To help your lawn grass stay at its competitive peak, follow these “good practices” as well:

For best results, treat new weeds as they emerge from soil, when they’re young, actively growing and still less than 3 inches tall. This stops these lawn pests before they can establish, set seed and spread on their own. Used as directed, IMAGE All-In-One Weed Killer is guaranteed not to harm your lawn.*

When unwelcome weeds turn up in your lawn, don’t wait and watch them spread. Reclaim your turf with IMAGE brand and IMAGE All-In-One Weed Killer. You can kill lawn weeds — roots and all — and get back to a beautiful, healthy, weed-free lawn.

Dense, compacted soils are favored by lamb’s-quarters, which can grow up to 5 feet tall with enough sun and moisture. Toothed pale green leaves are egg shaped and have a fine white powdery coating, especially on new growth.
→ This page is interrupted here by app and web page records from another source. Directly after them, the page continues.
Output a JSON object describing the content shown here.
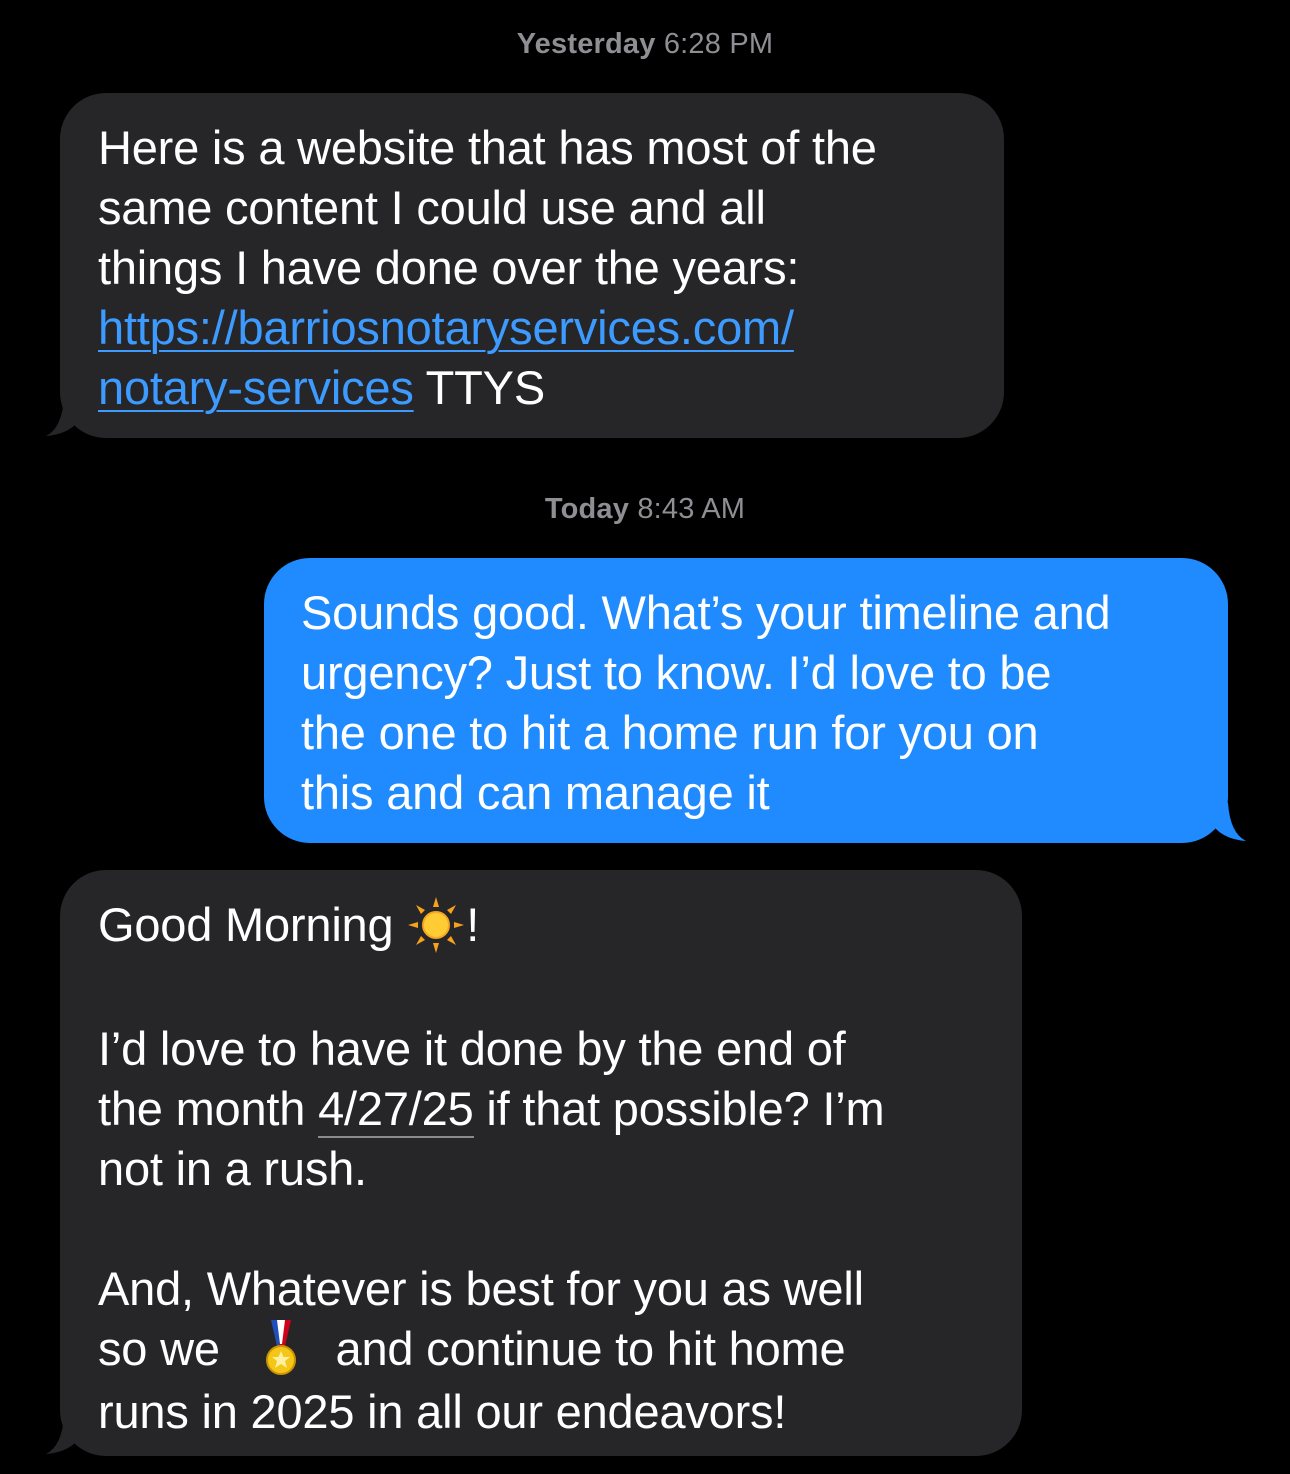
{
  "timestamps": [
    {
      "day": "Yesterday",
      "time": "6:28 PM"
    },
    {
      "day": "Today",
      "time": "8:43 AM"
    }
  ],
  "messages": [
    {
      "direction": "incoming",
      "lines": [
        "Here is a website that has most of the",
        "same content I could use  and all",
        "things I have done over the years:"
      ],
      "link_part1": "https://barriosnotaryservices.com/",
      "link_part2": "notary-services",
      "suffix": " TTYS"
    },
    {
      "direction": "outgoing",
      "lines": [
        "Sounds good. What’s your timeline and",
        "urgency? Just to know. I’d love to be",
        "the one to hit a home run for you on",
        "this and can manage it"
      ]
    },
    {
      "direction": "incoming",
      "greeting": "Good Morning ",
      "greeting_end": "!",
      "greeting_emoji": "sun-emoji",
      "para2_line1": "I’d love to have it done by the end of",
      "para2_line2_pre": "the month ",
      "date": "4/27/25",
      "para2_line2_post": " if that possible? I’m",
      "para2_line3": "not in a rush.",
      "para3_line1": "And, Whatever is best for you as well",
      "para3_line2_pre": "so we ",
      "para3_emoji": "medal-emoji",
      "para3_line2_post": " and continue to hit home",
      "para3_line3": "runs in 2025 in all our endeavors!"
    }
  ],
  "colors": {
    "background": "#000000",
    "incoming_bubble": "#262629",
    "outgoing_bubble": "#1f8bff",
    "link": "#3d9bff",
    "timestamp": "#8e8e93"
  }
}
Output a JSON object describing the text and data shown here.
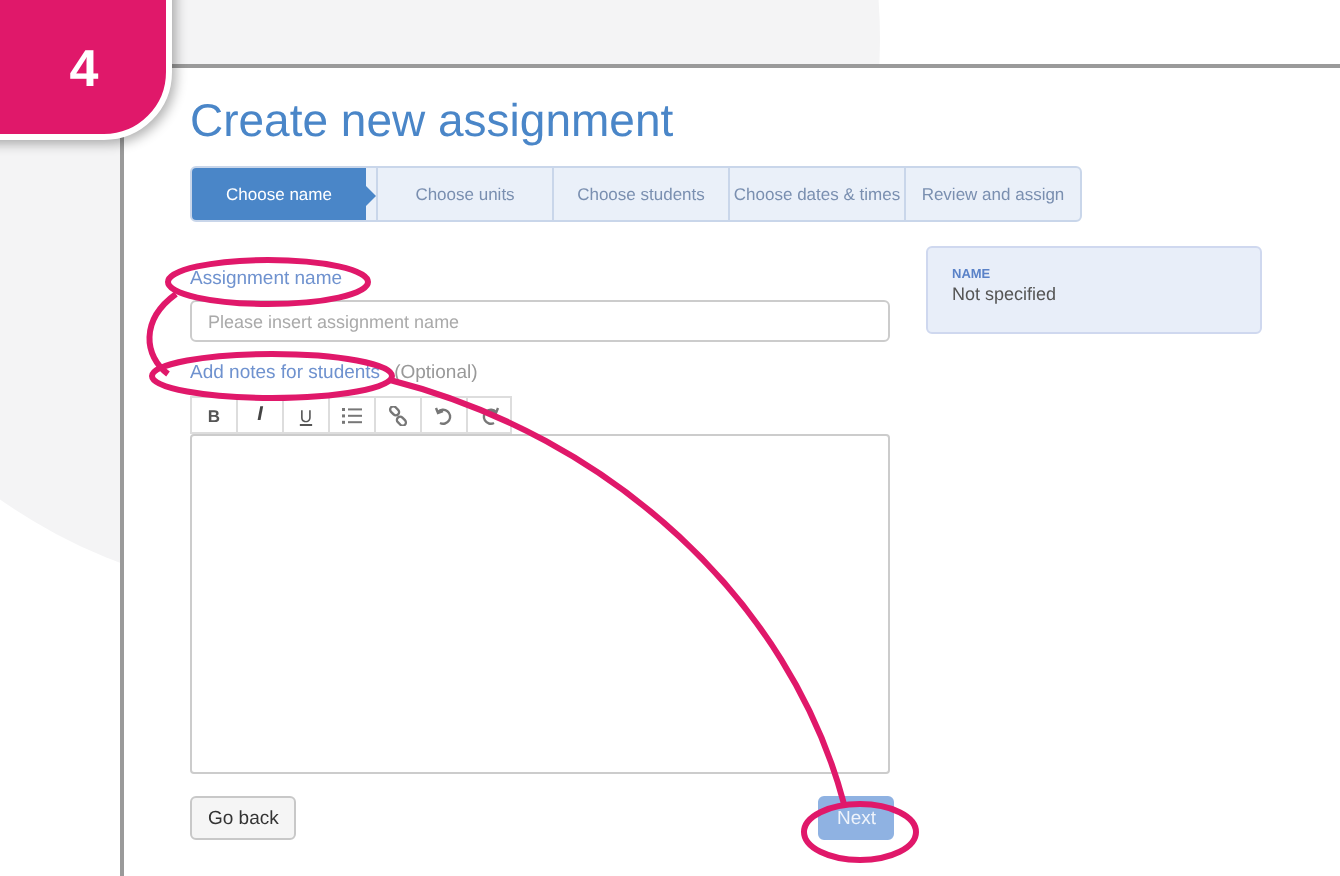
{
  "step_badge": "4",
  "title": "Create new assignment",
  "steps": [
    {
      "label": "Choose name",
      "selected": true
    },
    {
      "label": "Choose units",
      "selected": false
    },
    {
      "label": "Choose students",
      "selected": false
    },
    {
      "label": "Choose dates & times",
      "selected": false
    },
    {
      "label": "Review and assign",
      "selected": false
    }
  ],
  "name_field": {
    "label": "Assignment name",
    "placeholder": "Please insert assignment name"
  },
  "notes_field": {
    "label": "Add notes for students",
    "hint": "(Optional)"
  },
  "toolbar": [
    {
      "kind": "text",
      "text": "B"
    },
    {
      "kind": "text",
      "text": "I"
    },
    {
      "kind": "text",
      "text": "U"
    },
    {
      "kind": "list"
    },
    {
      "kind": "link"
    },
    {
      "kind": "undo"
    },
    {
      "kind": "redo"
    }
  ],
  "summary": {
    "heading": "NAME",
    "value": "Not specified"
  },
  "buttons": {
    "back": "Go back",
    "next": "Next",
    "next_disabled": true
  }
}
The good news is this weed pulls up easily. The bad news, especially if you’re a vegetable gardener, is that it harbors viruses that attack certain crops like beets, lettuce, cucumber, and watermelon. If hand-pulling isn’t an option, mow the lawn consistently to prevent the weed from producing seed or apply a preemergent herbicide to prevent germination.

A perennial weed, field bindweed is one of the lawn weeds that is tough and difficult to eradicate. It has arrowhead-shaped leaves and flowers resembling small morning glories. This vining weed spreads by underground rhizomes. It wraps around plants and spreads across lawns so densely that it can smother and kill them. Repeated pulling before the plant flowers and releases seeds is the best control method. Some post-emergent herbicides work, but be sure to read the label to confirm the product’s effectiveness against bindweed.

Creeping Charlie

Also called ground ivy, creeping Charlie thrives in poorly drained shady sites with fertile soil. Rounded leaves with toothed margins form along square stems that weave across the lawn. Blue funnel-shaped flowers appear from April to June. Controlling Creeping Charlie is difficult, especially in shady sites where there’s little competition from grass. Increase sunlight to these areas by pruning trees and shrubs. To control the spread by hand, dig out all the stems and roots or the plant will grow back. For large areas, apply a post-emergent broadleaf herbicide containing dicamba from mid-spring to early summer and in middle to late fall.

Producing 150,000 seeds per plant, crabgrass is tough and determined to take over. This annual grass pops up frequently around heat-absorbing areas like driveways and sidewalks where soil warms faster, triggering the germination of crabgrass seeds. Though hand-pulling is helpful, it’s unlikely that you’ll be able to control the spread using just this method. Your best defense is a preemergent herbicide, or crabgrass preventer, applied in early spring before seeds have a chance to germinate.

Sharp barbs on the spear-shaped leaves of this tough perennial weed are a dead giveaway that it means business. Canada thistle is hard to remove, requiring repeated efforts to eradicate the entire deep taproot. When left behind, the smallest piece will sprout a new plant, and in some cases, two new plants. Chemical control is an option but cutting, while wearing gardening gloves, works by attrition. Snip off the plant at its base and continue to do this until the weed no longer grows. When you remove the leaves, the plant can’t produce the food it requires to grow and produce seed.